Gibson addressed the moment in Stranger to the Game, writing: “I didn’t apologize for the scare—that wasn’t my style—but the fact is, I had no reason or desire whatsoever to hit Tommie Agee on the first pitch of the spring. If I’d wanted to hit him, or anybody, I wouldn’t have aimed at the head. It’s strange how stories circulate, but the newspapers made quite a to-do about the incident, surmising that it was my bullyish manner of introducing myself to the new kid on the block. What a crock. The story has taken on greater proportions as the years pass, becoming a popular tale to describe what a surly, unforgiving son of a bitch Bob Gibson was on the mound.”
That wasn’t entirely true. Longtime big leaguer and longer-time coach Dave Nelson relayed a slightly different version of the story.
“I’ve often talked to Bob about this, because Bob is a buddy of mine,” Nelson said in an interview for The Baseball Codes. “Gibby told me, ‘I didn’t want to hit him in the head, but I was going to drill him just to let him know that he ain’t coming over here to steal all these bases off me.’ ”
Whichever version is more accurate, the pitcher’s reputation only grew in the aftermath.
One of Gibson’s opponents, Dodgers outfielder Von Joshua, was intimidated for a different reason. “Jerry Doggett, one of the Dodgers announcers, made a statement on the radio show that Gibson had been accused of throwing at black ballplayers,” he recalled. “He asked Bob if there had been any truth to that, and Gibson said, yeah, it was true—because they were the only ones dumb enough to think they could hit me. So in other words, the white guys were already intimidated, and the black ballplayers thought that they had a chance.” Joshua, an African American, took the message to heart.
My favorite Bob Gibson story has to do with his memory for events that he felt merited response. It doesn’t line up with his intimidation-as-strategy methodology, but it does line up with the rest of his reputation. From The Baseball Codes:
Gibson felt entitled, after giving up a grand slam to Pete LaCock in 1975 [on a pitch he felt should not have been reached], to knock the hitter down. The only problem was that Gibson, two months shy of his fortieth birthday, faced exactly one more batter, left the game … and retired. So, fifteen years later, the Hall of Famer did what he had been unable to do as an active player: When he faced LaCock in an old-timers’ game, he hit him in the back with a pitch. (“Bob Feller was throwing when I came up to the plate,” LaCock recalled. “All of a sudden, Gibson comes running out of the dugout and makes his own pitching change. He sends Feller back to the bench and starts warming up, and I’m thinking, he’s not really going to hit me. Sure enough, ﬁrst pitch—whammo.”)
The amazement with which LaCock recounted that story for me, more than a decade after the fact, was apparent. The guy was left in befuddled awe by Gibson, which in that regard, made him just like everybody the great pitcher ever faced.

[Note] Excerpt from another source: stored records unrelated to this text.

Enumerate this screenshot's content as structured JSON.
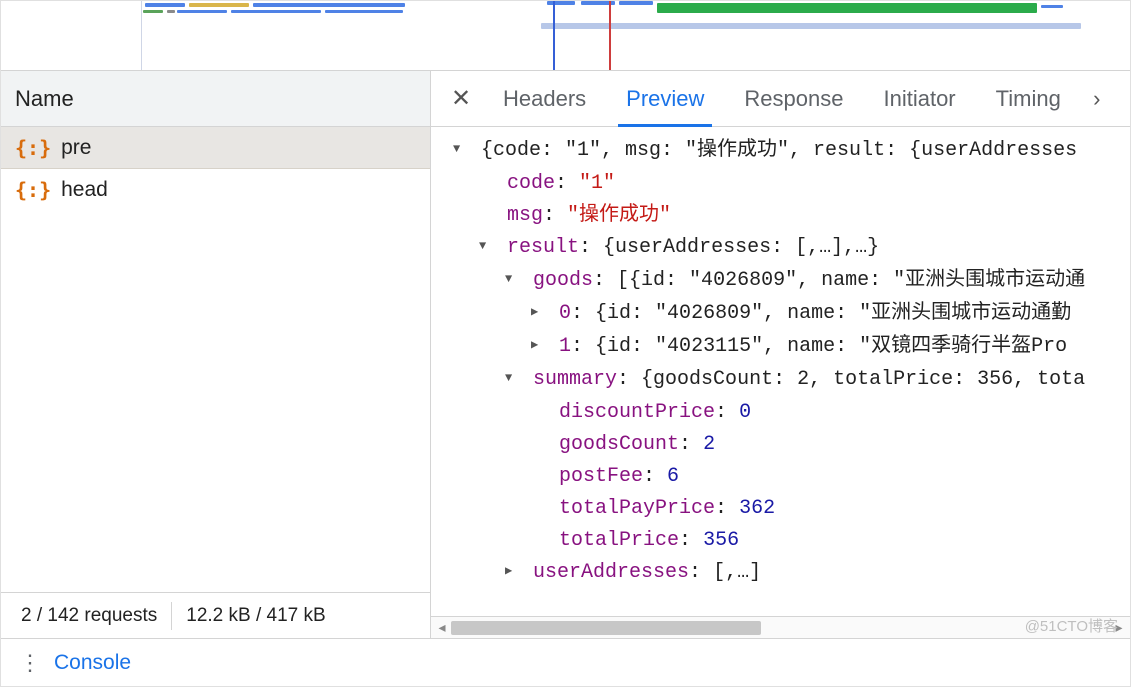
{
  "left": {
    "header": "Name",
    "requests": [
      {
        "name": "pre",
        "selected": true
      },
      {
        "name": "head",
        "selected": false
      }
    ],
    "status": {
      "requests": "2 / 142 requests",
      "transfer": "12.2 kB / 417 kB"
    }
  },
  "tabs": {
    "headers": "Headers",
    "preview": "Preview",
    "response": "Response",
    "initiator": "Initiator",
    "timing": "Timing"
  },
  "preview": {
    "root_summary": "{code: \"1\", msg: \"操作成功\", result: {userAddresses",
    "code_key": "code",
    "code_val": "\"1\"",
    "msg_key": "msg",
    "msg_val": "\"操作成功\"",
    "result_key": "result",
    "result_summary": "{userAddresses: [,…],…}",
    "goods_key": "goods",
    "goods_summary": "[{id: \"4026809\", name: \"亚洲头围城市运动通",
    "goods_0_key": "0",
    "goods_0_summary": "{id: \"4026809\", name: \"亚洲头围城市运动通勤",
    "goods_1_key": "1",
    "goods_1_summary": "{id: \"4023115\", name: \"双镜四季骑行半盔Pro ",
    "summary_key": "summary",
    "summary_short": "{goodsCount: 2, totalPrice: 356, tota",
    "discountPrice_key": "discountPrice",
    "discountPrice_val": "0",
    "goodsCount_key": "goodsCount",
    "goodsCount_val": "2",
    "postFee_key": "postFee",
    "postFee_val": "6",
    "totalPayPrice_key": "totalPayPrice",
    "totalPayPrice_val": "362",
    "totalPrice_key": "totalPrice",
    "totalPrice_val": "356",
    "userAddresses_key": "userAddresses",
    "userAddresses_summary": "[,…]"
  },
  "drawer": {
    "label": "Console"
  },
  "watermark": "@51CTO博客"
}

Gibson’s era is long gone, and with his passing, its principal practitioners nearly are, too. Baseball won’t see his like again.